> **EXTRACTED ENTRIES**
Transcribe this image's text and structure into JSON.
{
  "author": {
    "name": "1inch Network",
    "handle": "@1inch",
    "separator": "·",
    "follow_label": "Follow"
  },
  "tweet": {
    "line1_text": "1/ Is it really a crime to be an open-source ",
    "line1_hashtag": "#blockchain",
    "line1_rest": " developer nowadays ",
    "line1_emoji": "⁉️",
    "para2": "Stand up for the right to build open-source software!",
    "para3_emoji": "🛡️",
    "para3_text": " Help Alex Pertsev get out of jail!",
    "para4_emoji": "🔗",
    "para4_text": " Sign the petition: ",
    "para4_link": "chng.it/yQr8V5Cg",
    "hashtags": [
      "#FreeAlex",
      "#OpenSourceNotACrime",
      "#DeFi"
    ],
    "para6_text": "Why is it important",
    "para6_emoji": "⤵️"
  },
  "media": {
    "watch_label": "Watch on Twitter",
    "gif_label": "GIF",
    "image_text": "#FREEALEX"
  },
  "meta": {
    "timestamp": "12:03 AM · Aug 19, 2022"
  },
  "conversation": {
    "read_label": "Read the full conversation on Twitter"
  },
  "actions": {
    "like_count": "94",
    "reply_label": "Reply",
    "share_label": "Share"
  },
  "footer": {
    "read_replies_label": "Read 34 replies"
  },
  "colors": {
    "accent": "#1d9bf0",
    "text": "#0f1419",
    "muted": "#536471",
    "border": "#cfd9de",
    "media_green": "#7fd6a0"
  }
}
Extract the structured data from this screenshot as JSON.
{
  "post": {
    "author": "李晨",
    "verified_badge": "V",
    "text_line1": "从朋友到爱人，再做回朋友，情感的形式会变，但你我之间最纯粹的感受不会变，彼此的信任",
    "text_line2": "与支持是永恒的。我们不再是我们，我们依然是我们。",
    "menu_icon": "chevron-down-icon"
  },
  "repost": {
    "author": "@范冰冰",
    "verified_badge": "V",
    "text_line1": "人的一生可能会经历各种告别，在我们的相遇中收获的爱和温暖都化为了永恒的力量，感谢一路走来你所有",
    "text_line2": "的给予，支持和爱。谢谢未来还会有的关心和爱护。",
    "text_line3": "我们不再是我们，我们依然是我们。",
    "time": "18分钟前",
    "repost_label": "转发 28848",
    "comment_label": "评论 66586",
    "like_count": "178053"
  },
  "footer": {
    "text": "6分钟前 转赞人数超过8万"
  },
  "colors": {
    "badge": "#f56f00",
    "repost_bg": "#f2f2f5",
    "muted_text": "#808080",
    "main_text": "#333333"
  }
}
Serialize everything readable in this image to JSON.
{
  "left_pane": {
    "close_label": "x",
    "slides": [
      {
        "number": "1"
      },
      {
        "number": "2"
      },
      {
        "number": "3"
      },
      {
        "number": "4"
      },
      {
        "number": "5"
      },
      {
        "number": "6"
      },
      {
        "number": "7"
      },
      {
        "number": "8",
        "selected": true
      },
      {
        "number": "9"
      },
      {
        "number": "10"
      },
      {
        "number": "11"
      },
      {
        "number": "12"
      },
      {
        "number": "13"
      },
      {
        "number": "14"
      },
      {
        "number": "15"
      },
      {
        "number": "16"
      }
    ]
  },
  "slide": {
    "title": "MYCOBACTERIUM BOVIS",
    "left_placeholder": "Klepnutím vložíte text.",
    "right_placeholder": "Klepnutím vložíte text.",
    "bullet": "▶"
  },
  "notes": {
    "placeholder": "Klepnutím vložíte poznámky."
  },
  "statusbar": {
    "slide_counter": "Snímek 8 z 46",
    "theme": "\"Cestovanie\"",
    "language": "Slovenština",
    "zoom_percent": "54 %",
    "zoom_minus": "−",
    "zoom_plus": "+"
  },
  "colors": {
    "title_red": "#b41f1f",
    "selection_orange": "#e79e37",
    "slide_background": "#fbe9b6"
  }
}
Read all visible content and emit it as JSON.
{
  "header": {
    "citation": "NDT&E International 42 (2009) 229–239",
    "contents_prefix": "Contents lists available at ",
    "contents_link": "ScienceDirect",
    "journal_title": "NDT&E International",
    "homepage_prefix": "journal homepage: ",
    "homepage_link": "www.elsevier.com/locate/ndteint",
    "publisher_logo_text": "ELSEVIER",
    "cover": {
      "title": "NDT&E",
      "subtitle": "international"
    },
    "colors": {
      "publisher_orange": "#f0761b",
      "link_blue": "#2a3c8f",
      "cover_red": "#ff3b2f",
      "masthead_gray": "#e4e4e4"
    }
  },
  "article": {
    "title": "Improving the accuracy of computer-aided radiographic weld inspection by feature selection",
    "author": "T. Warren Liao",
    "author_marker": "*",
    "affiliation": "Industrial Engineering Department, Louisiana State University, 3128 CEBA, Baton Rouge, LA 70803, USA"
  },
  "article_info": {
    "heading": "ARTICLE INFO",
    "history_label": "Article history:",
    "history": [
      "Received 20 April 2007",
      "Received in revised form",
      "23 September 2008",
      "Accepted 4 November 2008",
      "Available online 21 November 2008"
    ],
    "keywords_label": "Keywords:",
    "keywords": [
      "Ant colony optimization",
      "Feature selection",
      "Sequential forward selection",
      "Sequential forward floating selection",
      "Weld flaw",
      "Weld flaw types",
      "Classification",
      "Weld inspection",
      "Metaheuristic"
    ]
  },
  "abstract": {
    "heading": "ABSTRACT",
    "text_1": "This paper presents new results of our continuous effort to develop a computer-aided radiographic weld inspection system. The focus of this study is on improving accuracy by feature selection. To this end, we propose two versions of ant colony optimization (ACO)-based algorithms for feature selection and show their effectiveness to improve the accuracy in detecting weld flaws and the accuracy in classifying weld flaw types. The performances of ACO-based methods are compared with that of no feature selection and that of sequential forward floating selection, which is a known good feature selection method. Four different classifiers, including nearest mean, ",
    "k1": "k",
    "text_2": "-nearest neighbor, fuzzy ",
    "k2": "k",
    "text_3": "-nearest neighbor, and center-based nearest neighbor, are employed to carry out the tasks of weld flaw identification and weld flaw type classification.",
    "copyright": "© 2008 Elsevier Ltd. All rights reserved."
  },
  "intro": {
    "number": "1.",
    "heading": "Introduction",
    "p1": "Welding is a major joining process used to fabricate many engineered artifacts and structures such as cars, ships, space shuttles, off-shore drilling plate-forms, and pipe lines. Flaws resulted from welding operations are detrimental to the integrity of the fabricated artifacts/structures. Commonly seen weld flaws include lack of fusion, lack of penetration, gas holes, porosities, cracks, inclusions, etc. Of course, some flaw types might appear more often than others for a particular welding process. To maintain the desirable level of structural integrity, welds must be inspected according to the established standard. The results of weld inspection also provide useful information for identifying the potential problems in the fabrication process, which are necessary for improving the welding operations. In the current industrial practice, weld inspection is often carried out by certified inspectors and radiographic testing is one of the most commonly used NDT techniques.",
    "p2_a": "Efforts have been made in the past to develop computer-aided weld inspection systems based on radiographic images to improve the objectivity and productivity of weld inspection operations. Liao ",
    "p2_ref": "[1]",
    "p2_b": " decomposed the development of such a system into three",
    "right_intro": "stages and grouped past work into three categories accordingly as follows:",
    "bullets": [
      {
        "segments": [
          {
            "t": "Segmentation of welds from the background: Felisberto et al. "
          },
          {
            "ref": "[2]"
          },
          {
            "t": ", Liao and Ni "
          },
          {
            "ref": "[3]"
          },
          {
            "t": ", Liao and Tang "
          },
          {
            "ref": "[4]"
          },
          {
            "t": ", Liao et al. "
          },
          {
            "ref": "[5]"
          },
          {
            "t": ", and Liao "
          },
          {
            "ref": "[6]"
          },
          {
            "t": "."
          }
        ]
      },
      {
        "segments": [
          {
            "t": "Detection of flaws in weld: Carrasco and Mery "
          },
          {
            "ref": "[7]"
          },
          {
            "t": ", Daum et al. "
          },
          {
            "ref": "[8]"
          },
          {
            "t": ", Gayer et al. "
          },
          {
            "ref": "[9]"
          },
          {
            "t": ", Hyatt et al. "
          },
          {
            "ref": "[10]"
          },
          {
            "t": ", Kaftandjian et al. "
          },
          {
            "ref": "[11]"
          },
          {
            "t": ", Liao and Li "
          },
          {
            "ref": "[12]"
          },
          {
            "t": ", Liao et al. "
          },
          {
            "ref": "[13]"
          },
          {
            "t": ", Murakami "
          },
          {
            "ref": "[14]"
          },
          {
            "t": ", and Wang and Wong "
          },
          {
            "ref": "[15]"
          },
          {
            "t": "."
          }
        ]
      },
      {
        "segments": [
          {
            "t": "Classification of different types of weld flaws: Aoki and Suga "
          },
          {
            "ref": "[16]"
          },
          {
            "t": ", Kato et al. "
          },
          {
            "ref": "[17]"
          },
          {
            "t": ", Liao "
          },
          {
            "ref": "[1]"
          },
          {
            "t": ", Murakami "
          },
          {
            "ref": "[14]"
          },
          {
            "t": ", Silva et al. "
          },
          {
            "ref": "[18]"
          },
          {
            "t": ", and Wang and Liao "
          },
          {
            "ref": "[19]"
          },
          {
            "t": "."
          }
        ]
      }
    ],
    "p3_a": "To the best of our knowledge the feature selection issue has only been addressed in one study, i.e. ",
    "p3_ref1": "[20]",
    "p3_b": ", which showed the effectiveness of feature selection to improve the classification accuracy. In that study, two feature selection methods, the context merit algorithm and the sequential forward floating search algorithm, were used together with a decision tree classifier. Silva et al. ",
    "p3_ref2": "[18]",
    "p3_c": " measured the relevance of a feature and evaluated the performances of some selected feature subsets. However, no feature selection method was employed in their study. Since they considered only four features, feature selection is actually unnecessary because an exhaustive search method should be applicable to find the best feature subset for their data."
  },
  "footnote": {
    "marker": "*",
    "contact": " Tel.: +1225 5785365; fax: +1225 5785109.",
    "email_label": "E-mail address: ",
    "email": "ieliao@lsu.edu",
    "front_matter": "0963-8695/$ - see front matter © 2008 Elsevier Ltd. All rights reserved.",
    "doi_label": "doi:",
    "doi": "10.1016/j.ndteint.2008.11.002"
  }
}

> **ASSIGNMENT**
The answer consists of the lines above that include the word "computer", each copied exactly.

> **EXERCISE RESPONSE**
    "title": "Improving the accuracy of computer-aided radiographic weld inspection by feature selection",
    "text_1": "This paper presents new results of our continuous effort to develop a computer-aided radiographic weld inspection system. The focus of this study is on improving accuracy by feature selection. To this end, we propose two versions of ant colony optimization (ACO)-based algorithms for feature selection and show their effectiveness to improve the accuracy in detecting weld flaws and the accuracy in classifying weld flaw types. The performances of ACO-based methods are compared with that of no feature selection and that of sequential forward floating selection, which is a known good feature selection method. Four different classifiers, including nearest mean, ",
    "p2_a": "Efforts have been made in the past to develop computer-aided weld inspection systems based on radiographic images to improve the objectivity and productivity of weld inspection operations. Liao ",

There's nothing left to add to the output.